▸ **Your instructions**: Look below. Copy each line that has "Healthcare" in it.

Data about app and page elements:
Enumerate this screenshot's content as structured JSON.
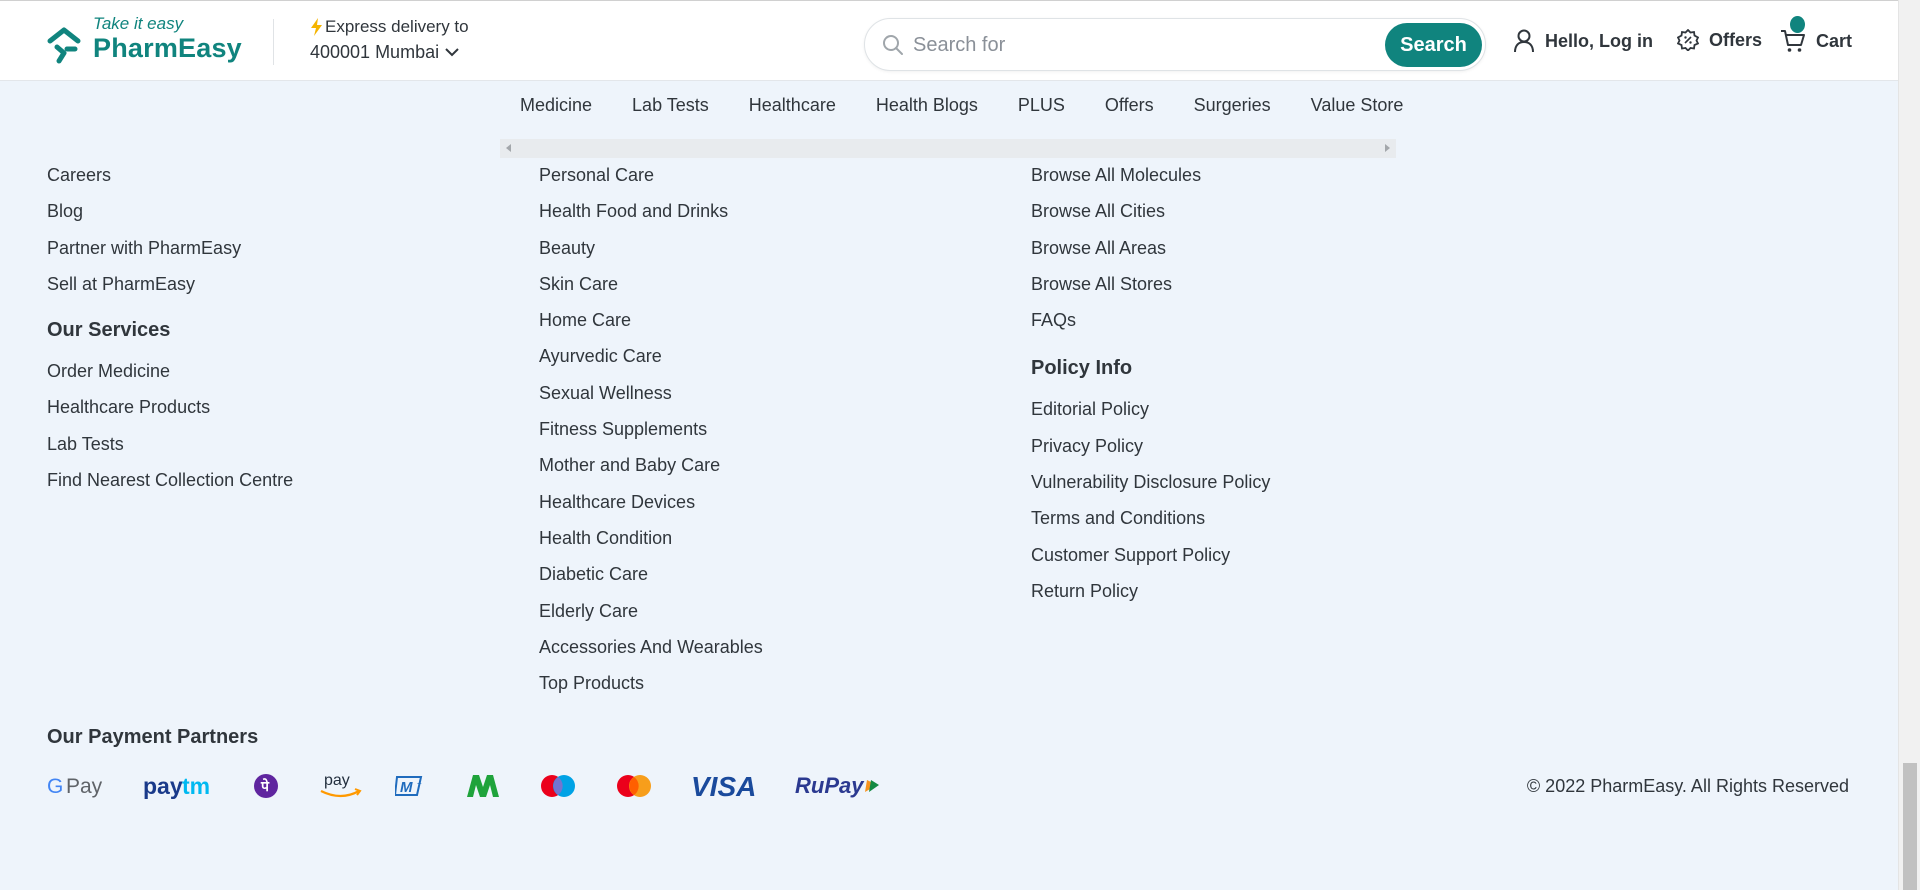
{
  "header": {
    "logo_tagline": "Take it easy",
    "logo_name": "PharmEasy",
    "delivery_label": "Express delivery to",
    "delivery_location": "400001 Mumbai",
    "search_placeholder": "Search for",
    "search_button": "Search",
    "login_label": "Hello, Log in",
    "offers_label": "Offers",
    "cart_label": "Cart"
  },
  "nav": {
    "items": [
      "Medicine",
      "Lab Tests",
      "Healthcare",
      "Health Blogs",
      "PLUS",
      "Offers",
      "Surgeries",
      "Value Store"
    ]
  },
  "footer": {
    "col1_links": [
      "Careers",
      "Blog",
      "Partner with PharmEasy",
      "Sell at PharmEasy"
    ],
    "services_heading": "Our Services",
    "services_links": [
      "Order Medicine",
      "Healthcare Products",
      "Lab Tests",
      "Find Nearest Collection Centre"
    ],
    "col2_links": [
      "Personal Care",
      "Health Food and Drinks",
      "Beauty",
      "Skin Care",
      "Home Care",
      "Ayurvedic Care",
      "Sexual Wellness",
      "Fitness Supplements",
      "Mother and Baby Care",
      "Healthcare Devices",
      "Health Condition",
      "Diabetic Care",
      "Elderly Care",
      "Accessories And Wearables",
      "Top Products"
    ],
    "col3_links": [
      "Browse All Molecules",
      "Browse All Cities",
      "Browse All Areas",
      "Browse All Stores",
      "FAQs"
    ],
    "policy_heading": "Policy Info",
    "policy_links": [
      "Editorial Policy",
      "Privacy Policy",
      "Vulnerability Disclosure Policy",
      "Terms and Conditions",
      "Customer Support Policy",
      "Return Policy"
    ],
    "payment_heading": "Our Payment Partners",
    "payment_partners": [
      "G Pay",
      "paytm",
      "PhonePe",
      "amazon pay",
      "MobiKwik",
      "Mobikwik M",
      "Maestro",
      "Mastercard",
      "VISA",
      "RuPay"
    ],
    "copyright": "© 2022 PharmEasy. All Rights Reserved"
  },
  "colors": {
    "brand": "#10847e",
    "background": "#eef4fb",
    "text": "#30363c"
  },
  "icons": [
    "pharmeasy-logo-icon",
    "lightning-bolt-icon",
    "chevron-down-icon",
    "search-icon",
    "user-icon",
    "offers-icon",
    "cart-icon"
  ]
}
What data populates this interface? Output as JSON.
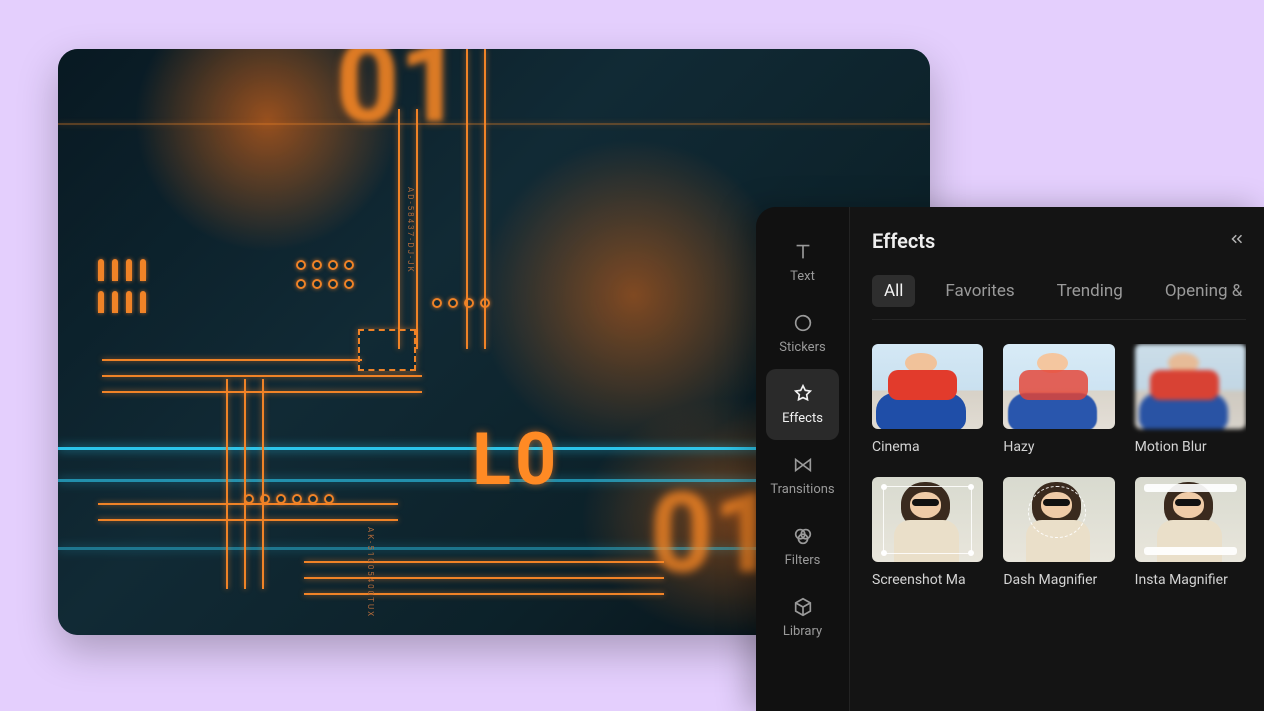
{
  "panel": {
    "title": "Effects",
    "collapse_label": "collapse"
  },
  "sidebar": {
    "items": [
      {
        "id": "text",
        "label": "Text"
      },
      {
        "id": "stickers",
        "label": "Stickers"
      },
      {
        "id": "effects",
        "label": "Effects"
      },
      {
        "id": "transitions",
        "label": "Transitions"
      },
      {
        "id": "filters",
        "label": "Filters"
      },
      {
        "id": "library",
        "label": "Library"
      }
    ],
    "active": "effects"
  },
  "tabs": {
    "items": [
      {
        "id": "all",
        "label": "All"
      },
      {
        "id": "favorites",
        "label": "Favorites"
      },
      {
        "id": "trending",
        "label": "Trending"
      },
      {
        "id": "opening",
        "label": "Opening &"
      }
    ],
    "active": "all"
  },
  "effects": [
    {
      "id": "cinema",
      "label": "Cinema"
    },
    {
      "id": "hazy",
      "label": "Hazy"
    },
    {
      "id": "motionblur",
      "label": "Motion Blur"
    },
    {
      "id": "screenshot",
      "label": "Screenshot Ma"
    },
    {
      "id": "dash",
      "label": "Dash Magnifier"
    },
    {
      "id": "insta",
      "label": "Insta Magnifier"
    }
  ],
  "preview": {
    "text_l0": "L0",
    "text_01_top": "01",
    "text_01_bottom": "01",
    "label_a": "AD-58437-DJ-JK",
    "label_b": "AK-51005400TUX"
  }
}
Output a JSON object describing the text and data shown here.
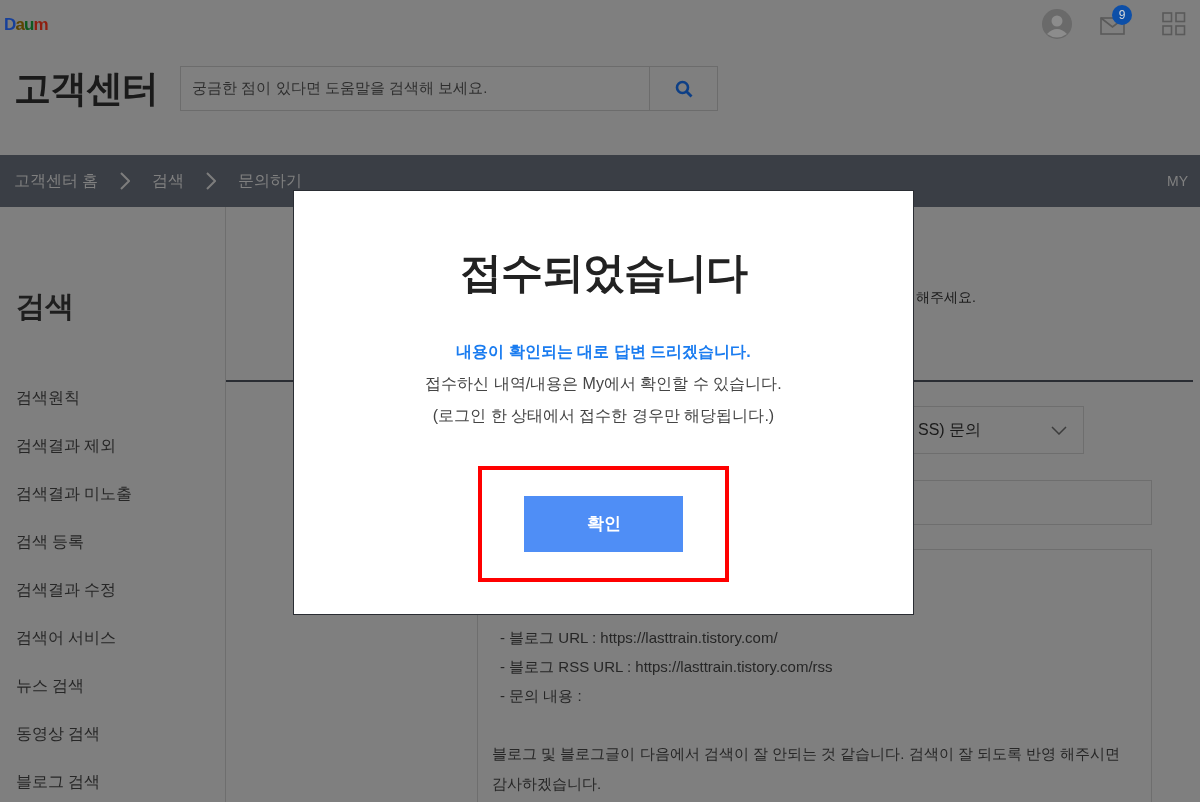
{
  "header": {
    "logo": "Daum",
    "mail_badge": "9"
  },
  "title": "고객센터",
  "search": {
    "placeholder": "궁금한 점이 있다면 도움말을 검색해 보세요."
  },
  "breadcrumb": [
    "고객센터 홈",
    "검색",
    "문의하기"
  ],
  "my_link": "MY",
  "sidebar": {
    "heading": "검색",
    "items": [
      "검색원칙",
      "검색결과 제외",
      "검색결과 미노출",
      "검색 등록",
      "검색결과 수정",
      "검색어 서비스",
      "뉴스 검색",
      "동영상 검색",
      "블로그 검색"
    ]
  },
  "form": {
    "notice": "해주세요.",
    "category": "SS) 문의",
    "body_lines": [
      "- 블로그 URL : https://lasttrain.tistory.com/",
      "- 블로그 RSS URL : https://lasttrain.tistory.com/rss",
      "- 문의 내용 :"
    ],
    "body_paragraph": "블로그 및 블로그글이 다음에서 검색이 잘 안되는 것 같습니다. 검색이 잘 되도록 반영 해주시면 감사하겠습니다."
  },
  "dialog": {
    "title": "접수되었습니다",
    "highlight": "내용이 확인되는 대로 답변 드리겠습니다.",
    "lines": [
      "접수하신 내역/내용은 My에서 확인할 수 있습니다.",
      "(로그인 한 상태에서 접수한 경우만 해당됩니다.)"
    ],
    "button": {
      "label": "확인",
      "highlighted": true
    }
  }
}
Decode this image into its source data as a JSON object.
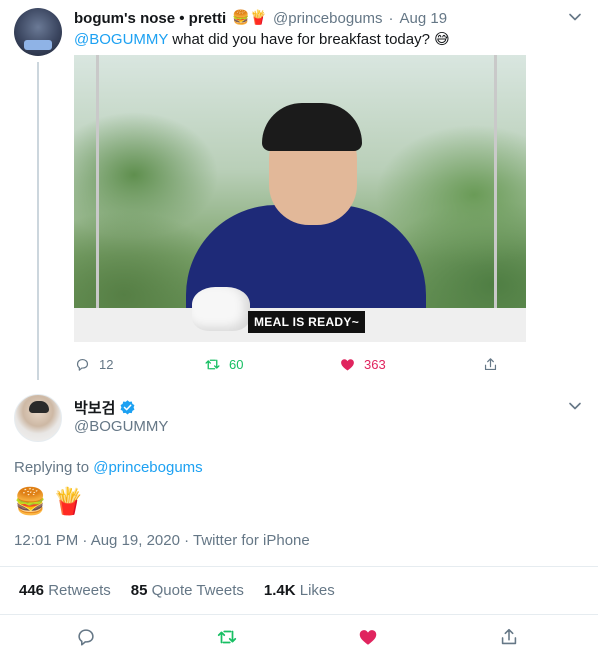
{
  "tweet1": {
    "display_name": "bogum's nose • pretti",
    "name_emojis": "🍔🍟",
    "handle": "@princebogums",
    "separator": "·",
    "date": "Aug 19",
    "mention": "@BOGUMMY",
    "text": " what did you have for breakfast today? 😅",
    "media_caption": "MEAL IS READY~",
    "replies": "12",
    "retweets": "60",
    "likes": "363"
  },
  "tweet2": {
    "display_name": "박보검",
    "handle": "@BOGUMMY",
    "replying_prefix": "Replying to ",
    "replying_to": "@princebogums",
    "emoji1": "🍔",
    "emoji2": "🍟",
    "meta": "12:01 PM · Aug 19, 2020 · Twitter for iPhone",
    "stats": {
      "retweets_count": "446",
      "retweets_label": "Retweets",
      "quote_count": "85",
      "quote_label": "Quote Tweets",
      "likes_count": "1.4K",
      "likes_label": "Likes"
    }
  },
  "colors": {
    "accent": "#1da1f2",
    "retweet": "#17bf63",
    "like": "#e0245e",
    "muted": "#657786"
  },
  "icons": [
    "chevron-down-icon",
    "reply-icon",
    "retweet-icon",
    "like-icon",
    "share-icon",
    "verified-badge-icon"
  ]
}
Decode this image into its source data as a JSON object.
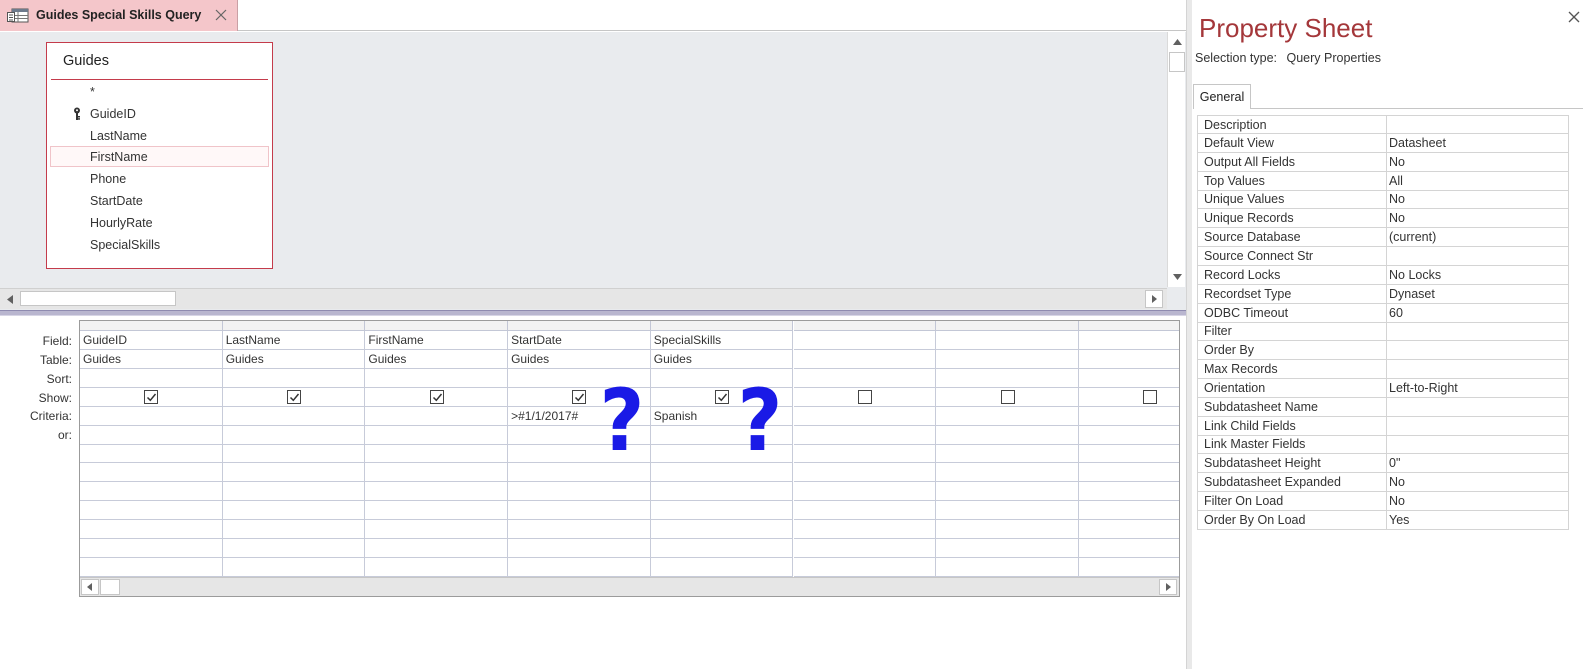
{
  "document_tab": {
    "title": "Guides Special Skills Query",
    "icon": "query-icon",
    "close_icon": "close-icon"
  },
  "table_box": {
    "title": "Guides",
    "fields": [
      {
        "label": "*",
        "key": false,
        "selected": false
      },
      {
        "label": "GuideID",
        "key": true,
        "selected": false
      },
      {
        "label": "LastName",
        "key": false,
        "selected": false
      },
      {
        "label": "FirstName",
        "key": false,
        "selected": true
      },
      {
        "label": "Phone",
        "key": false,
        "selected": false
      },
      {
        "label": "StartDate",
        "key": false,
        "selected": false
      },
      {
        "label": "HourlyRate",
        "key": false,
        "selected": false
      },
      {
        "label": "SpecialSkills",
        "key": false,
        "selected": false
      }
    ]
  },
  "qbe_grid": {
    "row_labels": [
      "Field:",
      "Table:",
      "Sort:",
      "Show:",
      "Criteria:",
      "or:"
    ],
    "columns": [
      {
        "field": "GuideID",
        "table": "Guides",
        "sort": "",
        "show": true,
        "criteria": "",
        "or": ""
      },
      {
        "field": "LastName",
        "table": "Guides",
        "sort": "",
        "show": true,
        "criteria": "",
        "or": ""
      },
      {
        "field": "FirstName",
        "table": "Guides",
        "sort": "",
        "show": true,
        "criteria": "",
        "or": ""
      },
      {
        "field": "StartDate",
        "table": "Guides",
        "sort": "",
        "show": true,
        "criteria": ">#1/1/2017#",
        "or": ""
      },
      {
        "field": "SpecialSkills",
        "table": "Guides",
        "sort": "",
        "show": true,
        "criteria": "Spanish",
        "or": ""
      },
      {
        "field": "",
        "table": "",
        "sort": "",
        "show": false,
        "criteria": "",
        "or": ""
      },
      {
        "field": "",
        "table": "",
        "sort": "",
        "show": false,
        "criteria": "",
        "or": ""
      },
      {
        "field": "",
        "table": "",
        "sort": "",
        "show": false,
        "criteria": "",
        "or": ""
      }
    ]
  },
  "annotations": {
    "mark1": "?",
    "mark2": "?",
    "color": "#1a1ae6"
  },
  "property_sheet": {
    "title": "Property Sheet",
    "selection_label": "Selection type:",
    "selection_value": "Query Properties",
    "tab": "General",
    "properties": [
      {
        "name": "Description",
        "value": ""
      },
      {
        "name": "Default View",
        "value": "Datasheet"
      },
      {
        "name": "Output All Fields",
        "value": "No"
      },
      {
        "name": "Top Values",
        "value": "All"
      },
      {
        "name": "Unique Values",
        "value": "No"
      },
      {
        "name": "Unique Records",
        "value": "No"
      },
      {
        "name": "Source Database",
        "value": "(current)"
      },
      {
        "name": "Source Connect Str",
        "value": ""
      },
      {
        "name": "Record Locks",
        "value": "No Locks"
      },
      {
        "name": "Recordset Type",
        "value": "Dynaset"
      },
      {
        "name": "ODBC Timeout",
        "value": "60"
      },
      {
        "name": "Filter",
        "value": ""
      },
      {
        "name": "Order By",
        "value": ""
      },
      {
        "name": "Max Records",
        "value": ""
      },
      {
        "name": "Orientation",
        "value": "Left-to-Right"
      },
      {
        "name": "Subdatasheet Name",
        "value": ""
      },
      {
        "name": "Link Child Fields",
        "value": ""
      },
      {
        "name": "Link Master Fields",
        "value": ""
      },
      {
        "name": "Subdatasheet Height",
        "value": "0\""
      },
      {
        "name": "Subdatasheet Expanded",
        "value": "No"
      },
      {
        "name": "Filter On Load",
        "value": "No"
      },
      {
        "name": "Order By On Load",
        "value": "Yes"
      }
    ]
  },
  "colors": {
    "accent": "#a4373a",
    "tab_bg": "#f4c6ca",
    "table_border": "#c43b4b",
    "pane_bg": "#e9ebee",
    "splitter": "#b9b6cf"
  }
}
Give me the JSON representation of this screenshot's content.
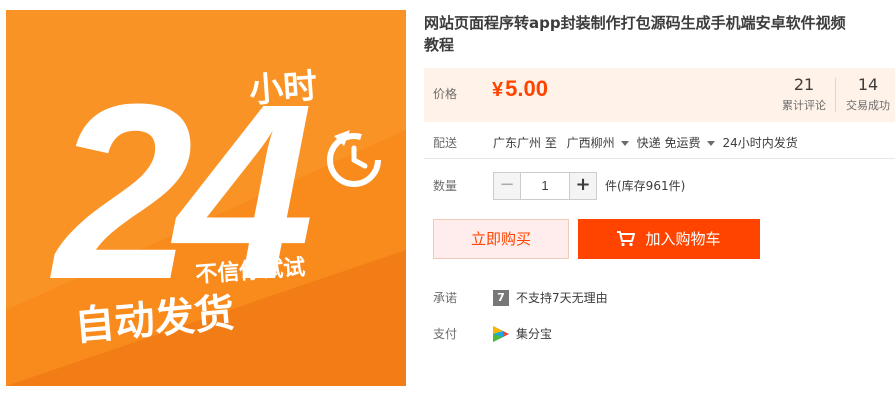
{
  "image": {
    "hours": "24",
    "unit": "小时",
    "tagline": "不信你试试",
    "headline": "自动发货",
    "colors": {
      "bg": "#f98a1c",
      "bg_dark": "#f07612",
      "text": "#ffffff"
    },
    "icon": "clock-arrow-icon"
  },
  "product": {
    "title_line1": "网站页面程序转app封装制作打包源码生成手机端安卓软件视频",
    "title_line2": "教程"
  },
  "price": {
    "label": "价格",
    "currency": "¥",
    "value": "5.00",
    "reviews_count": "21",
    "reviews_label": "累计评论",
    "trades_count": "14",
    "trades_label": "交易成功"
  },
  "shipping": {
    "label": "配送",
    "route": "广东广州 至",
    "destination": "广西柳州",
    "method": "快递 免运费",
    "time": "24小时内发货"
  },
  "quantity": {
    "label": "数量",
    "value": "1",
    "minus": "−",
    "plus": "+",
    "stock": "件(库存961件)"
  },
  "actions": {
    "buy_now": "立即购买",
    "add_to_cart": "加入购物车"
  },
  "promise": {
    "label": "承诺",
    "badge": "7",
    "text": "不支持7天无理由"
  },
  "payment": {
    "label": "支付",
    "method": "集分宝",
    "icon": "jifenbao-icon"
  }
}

▸ **Exercise solution**:
      "Healthcare",
      "Healthcare Products",
      "Healthcare Devices",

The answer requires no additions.